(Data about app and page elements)
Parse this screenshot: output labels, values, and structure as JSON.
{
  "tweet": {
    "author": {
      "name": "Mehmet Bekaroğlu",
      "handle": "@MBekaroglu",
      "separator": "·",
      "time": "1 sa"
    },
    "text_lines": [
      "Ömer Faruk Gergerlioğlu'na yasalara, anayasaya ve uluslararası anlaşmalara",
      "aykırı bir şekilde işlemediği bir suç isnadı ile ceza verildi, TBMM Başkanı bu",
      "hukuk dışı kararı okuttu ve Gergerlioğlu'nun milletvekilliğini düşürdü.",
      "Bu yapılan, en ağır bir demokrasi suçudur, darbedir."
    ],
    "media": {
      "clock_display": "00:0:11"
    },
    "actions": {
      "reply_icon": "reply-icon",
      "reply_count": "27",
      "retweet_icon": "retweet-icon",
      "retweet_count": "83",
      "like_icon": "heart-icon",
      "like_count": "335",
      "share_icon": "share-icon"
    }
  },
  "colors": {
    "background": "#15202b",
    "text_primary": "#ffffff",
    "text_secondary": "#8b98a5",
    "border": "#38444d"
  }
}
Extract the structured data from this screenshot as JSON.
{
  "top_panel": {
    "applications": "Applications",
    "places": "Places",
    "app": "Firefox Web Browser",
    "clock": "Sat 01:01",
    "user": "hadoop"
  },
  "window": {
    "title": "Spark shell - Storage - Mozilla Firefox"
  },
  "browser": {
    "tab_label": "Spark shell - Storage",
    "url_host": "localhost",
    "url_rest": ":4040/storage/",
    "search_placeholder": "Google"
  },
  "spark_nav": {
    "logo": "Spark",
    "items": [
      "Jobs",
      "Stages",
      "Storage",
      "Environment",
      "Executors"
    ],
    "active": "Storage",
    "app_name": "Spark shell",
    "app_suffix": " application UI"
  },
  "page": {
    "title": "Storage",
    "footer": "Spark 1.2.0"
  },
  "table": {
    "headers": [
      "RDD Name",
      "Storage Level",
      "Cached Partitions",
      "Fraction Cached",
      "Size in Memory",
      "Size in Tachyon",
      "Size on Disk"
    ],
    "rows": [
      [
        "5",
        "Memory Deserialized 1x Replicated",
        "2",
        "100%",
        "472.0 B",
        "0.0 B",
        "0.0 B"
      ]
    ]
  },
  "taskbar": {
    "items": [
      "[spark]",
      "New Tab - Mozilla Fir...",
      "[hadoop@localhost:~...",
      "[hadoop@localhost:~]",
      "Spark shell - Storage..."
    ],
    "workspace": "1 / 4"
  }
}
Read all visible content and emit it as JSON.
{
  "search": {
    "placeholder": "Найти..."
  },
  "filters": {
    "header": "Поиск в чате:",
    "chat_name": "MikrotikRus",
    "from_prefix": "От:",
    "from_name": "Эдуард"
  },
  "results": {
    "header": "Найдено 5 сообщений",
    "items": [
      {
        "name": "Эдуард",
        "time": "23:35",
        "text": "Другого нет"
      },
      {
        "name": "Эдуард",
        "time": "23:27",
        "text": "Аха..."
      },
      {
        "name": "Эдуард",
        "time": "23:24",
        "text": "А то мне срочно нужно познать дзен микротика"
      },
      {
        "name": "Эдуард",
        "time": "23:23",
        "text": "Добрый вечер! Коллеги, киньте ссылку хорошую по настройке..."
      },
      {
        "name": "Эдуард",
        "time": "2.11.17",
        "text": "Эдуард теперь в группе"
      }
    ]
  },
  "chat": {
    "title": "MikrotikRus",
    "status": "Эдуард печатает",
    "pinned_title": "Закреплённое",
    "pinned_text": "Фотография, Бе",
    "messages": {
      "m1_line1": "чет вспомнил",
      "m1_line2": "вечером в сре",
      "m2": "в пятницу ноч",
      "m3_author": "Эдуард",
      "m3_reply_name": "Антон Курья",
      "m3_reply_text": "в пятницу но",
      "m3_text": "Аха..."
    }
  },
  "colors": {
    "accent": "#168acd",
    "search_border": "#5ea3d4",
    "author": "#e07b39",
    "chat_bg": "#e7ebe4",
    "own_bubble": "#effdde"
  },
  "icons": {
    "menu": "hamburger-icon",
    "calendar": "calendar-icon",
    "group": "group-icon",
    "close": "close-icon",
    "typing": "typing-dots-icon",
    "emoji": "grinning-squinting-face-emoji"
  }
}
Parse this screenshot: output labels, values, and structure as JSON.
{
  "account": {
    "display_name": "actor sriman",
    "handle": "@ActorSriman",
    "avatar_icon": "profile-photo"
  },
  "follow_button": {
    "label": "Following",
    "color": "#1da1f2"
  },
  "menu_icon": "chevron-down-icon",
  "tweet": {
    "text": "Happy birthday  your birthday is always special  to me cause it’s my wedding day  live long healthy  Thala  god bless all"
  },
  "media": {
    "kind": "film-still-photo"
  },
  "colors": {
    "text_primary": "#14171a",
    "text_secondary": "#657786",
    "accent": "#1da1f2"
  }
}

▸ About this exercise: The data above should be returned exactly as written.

▸ Result below:
Parse this screenshot: output labels, values, and structure as JSON.
{
  "tweet": {
    "author": {
      "name": "Mehmet Bekaroğlu",
      "handle": "@MBekaroglu",
      "separator": "·",
      "time": "1 sa"
    },
    "text_lines": [
      "Ömer Faruk Gergerlioğlu'na yasalara, anayasaya ve uluslararası anlaşmalara",
      "aykırı bir şekilde işlemediği bir suç isnadı ile ceza verildi, TBMM Başkanı bu",
      "hukuk dışı kararı okuttu ve Gergerlioğlu'nun milletvekilliğini düşürdü.",
      "Bu yapılan, en ağır bir demokrasi suçudur, darbedir."
    ],
    "media": {
      "clock_display": "00:0:11"
    },
    "actions": {
      "reply_icon": "reply-icon",
      "reply_count": "27",
      "retweet_icon": "retweet-icon",
      "retweet_count": "83",
      "like_icon": "heart-icon",
      "like_count": "335",
      "share_icon": "share-icon"
    }
  },
  "colors": {
    "background": "#15202b",
    "text_primary": "#ffffff",
    "text_secondary": "#8b98a5",
    "border": "#38444d"
  }
}
Extract the structured data from this screenshot as JSON.
{
  "top_panel": {
    "applications": "Applications",
    "places": "Places",
    "app": "Firefox Web Browser",
    "clock": "Sat 01:01",
    "user": "hadoop"
  },
  "window": {
    "title": "Spark shell - Storage - Mozilla Firefox"
  },
  "browser": {
    "tab_label": "Spark shell - Storage",
    "url_host": "localhost",
    "url_rest": ":4040/storage/",
    "search_placeholder": "Google"
  },
  "spark_nav": {
    "logo": "Spark",
    "items": [
      "Jobs",
      "Stages",
      "Storage",
      "Environment",
      "Executors"
    ],
    "active": "Storage",
    "app_name": "Spark shell",
    "app_suffix": " application UI"
  },
  "page": {
    "title": "Storage",
    "footer": "Spark 1.2.0"
  },
  "table": {
    "headers": [
      "RDD Name",
      "Storage Level",
      "Cached Partitions",
      "Fraction Cached",
      "Size in Memory",
      "Size in Tachyon",
      "Size on Disk"
    ],
    "rows": [
      [
        "5",
        "Memory Deserialized 1x Replicated",
        "2",
        "100%",
        "472.0 B",
        "0.0 B",
        "0.0 B"
      ]
    ]
  },
  "taskbar": {
    "items": [
      "[spark]",
      "New Tab - Mozilla Fir...",
      "[hadoop@localhost:~...",
      "[hadoop@localhost:~]",
      "Spark shell - Storage..."
    ],
    "workspace": "1 / 4"
  }
}
Read all visible content and emit it as JSON.
{
  "search": {
    "placeholder": "Найти..."
  },
  "filters": {
    "header": "Поиск в чате:",
    "chat_name": "MikrotikRus",
    "from_prefix": "От:",
    "from_name": "Эдуард"
  },
  "results": {
    "header": "Найдено 5 сообщений",
    "items": [
      {
        "name": "Эдуард",
        "time": "23:35",
        "text": "Другого нет"
      },
      {
        "name": "Эдуард",
        "time": "23:27",
        "text": "Аха..."
      },
      {
        "name": "Эдуард",
        "time": "23:24",
        "text": "А то мне срочно нужно познать дзен микротика"
      },
      {
        "name": "Эдуард",
        "time": "23:23",
        "text": "Добрый вечер! Коллеги, киньте ссылку хорошую по настройке..."
      },
      {
        "name": "Эдуард",
        "time": "2.11.17",
        "text": "Эдуард теперь в группе"
      }
    ]
  },
  "chat": {
    "title": "MikrotikRus",
    "status": "Эдуард печатает",
    "pinned_title": "Закреплённое",
    "pinned_text": "Фотография, Бе",
    "messages": {
      "m1_line1": "чет вспомнил",
      "m1_line2": "вечером в сре",
      "m2": "в пятницу ноч",
      "m3_author": "Эдуард",
      "m3_reply_name": "Антон Курья",
      "m3_reply_text": "в пятницу но",
      "m3_text": "Аха..."
    }
  },
  "colors": {
    "accent": "#168acd",
    "search_border": "#5ea3d4",
    "author": "#e07b39",
    "chat_bg": "#e7ebe4",
    "own_bubble": "#effdde"
  },
  "icons": {
    "menu": "hamburger-icon",
    "calendar": "calendar-icon",
    "group": "group-icon",
    "close": "close-icon",
    "typing": "typing-dots-icon",
    "emoji": "grinning-squinting-face-emoji"
  }
}
Parse this screenshot: output labels, values, and structure as JSON.
{
  "account": {
    "display_name": "actor sriman",
    "handle": "@ActorSriman",
    "avatar_icon": "profile-photo"
  },
  "follow_button": {
    "label": "Following",
    "color": "#1da1f2"
  },
  "menu_icon": "chevron-down-icon",
  "tweet": {
    "text": "Happy birthday  your birthday is always special  to me cause it’s my wedding day  live long healthy  Thala  god bless all"
  },
  "media": {
    "kind": "film-still-photo"
  },
  "colors": {
    "text_primary": "#14171a",
    "text_secondary": "#657786",
    "accent": "#1da1f2"
  }
}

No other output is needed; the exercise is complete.